_What to do:_ Could you repeat all of the entries exactly, leaving out any pictures?

*** Data for this exercise ***

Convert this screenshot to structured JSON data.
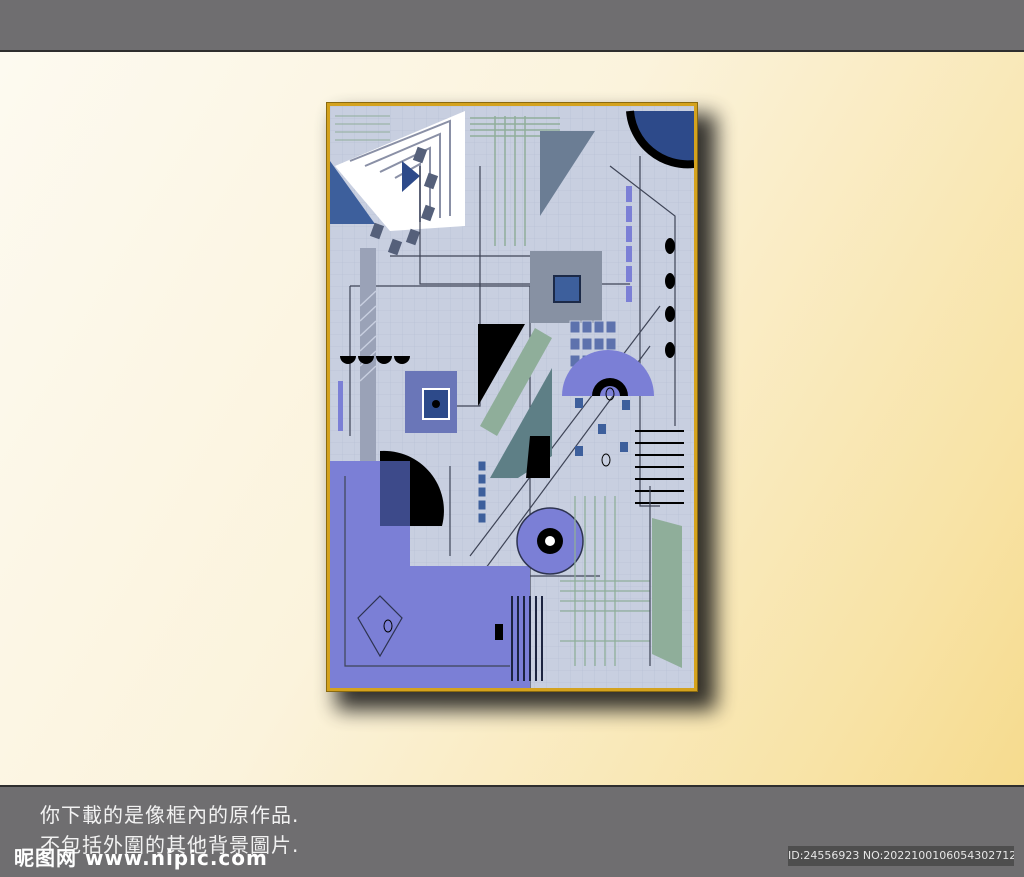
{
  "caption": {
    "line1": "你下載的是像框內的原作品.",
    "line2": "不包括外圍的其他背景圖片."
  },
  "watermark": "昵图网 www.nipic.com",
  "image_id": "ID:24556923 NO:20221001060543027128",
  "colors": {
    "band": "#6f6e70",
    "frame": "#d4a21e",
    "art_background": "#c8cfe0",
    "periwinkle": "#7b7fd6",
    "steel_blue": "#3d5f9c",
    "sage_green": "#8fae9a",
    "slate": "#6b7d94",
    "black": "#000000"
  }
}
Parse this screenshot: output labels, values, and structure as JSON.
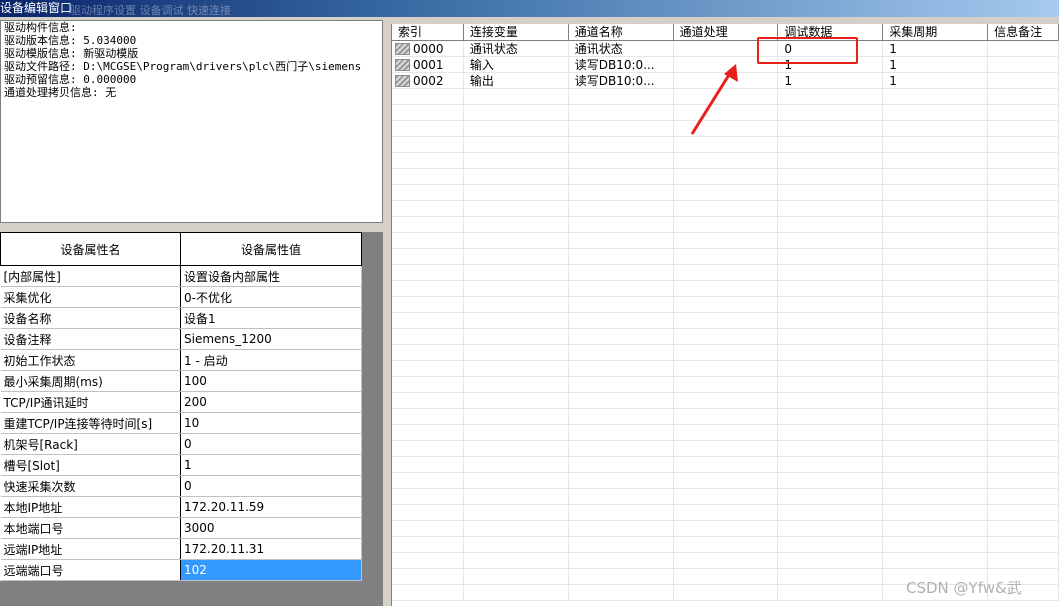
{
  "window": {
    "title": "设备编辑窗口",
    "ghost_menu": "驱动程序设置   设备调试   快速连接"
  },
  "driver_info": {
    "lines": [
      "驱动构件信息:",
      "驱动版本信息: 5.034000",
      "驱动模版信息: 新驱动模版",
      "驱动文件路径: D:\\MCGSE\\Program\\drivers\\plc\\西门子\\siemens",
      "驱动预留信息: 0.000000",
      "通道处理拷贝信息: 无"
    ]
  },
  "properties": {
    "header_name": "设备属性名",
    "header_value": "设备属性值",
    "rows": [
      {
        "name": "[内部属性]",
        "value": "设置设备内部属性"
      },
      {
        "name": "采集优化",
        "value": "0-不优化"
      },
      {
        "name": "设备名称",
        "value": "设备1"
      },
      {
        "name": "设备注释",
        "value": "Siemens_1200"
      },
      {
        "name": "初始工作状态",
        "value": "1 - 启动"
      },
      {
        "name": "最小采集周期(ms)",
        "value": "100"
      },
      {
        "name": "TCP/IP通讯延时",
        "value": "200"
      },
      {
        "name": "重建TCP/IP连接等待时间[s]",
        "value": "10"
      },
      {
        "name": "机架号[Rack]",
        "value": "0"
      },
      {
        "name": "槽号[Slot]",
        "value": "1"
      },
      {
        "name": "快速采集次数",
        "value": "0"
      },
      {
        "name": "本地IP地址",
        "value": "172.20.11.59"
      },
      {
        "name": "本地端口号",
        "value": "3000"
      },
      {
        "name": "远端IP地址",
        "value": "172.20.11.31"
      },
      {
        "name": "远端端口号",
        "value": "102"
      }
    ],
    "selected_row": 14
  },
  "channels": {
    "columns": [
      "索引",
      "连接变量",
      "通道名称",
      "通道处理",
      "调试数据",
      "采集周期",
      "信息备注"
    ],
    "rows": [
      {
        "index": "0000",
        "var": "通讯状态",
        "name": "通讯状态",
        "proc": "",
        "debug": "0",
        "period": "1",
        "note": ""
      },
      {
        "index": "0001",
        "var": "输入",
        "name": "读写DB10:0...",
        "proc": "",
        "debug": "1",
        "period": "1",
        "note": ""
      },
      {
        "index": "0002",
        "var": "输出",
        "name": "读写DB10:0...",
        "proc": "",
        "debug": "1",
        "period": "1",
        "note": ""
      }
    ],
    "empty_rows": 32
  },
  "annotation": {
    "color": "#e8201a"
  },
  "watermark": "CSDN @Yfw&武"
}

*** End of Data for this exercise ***

_Solution below:_
Convert this screenshot to structured JSON data.
{
  "caption": {
    "line1": "你下載的是像框內的原作品.",
    "line2": "不包括外圍的其他背景圖片."
  },
  "watermark": "昵图网 www.nipic.com",
  "image_id": "ID:24556923 NO:20221001060543027128",
  "colors": {
    "band": "#6f6e70",
    "frame": "#d4a21e",
    "art_background": "#c8cfe0",
    "periwinkle": "#7b7fd6",
    "steel_blue": "#3d5f9c",
    "sage_green": "#8fae9a",
    "slate": "#6b7d94",
    "black": "#000000"
  }
}
Parse this screenshot: output labels, values, and structure as JSON.
{
  "window": {
    "title": "设备编辑窗口",
    "ghost_menu": "驱动程序设置   设备调试   快速连接"
  },
  "driver_info": {
    "lines": [
      "驱动构件信息:",
      "驱动版本信息: 5.034000",
      "驱动模版信息: 新驱动模版",
      "驱动文件路径: D:\\MCGSE\\Program\\drivers\\plc\\西门子\\siemens",
      "驱动预留信息: 0.000000",
      "通道处理拷贝信息: 无"
    ]
  },
  "properties": {
    "header_name": "设备属性名",
    "header_value": "设备属性值",
    "rows": [
      {
        "name": "[内部属性]",
        "value": "设置设备内部属性"
      },
      {
        "name": "采集优化",
        "value": "0-不优化"
      },
      {
        "name": "设备名称",
        "value": "设备1"
      },
      {
        "name": "设备注释",
        "value": "Siemens_1200"
      },
      {
        "name": "初始工作状态",
        "value": "1 - 启动"
      },
      {
        "name": "最小采集周期(ms)",
        "value": "100"
      },
      {
        "name": "TCP/IP通讯延时",
        "value": "200"
      },
      {
        "name": "重建TCP/IP连接等待时间[s]",
        "value": "10"
      },
      {
        "name": "机架号[Rack]",
        "value": "0"
      },
      {
        "name": "槽号[Slot]",
        "value": "1"
      },
      {
        "name": "快速采集次数",
        "value": "0"
      },
      {
        "name": "本地IP地址",
        "value": "172.20.11.59"
      },
      {
        "name": "本地端口号",
        "value": "3000"
      },
      {
        "name": "远端IP地址",
        "value": "172.20.11.31"
      },
      {
        "name": "远端端口号",
        "value": "102"
      }
    ],
    "selected_row": 14
  },
  "channels": {
    "columns": [
      "索引",
      "连接变量",
      "通道名称",
      "通道处理",
      "调试数据",
      "采集周期",
      "信息备注"
    ],
    "rows": [
      {
        "index": "0000",
        "var": "通讯状态",
        "name": "通讯状态",
        "proc": "",
        "debug": "0",
        "period": "1",
        "note": ""
      },
      {
        "index": "0001",
        "var": "输入",
        "name": "读写DB10:0...",
        "proc": "",
        "debug": "1",
        "period": "1",
        "note": ""
      },
      {
        "index": "0002",
        "var": "输出",
        "name": "读写DB10:0...",
        "proc": "",
        "debug": "1",
        "period": "1",
        "note": ""
      }
    ],
    "empty_rows": 32
  },
  "annotation": {
    "color": "#e8201a"
  },
  "watermark": "CSDN @Yfw&武"
}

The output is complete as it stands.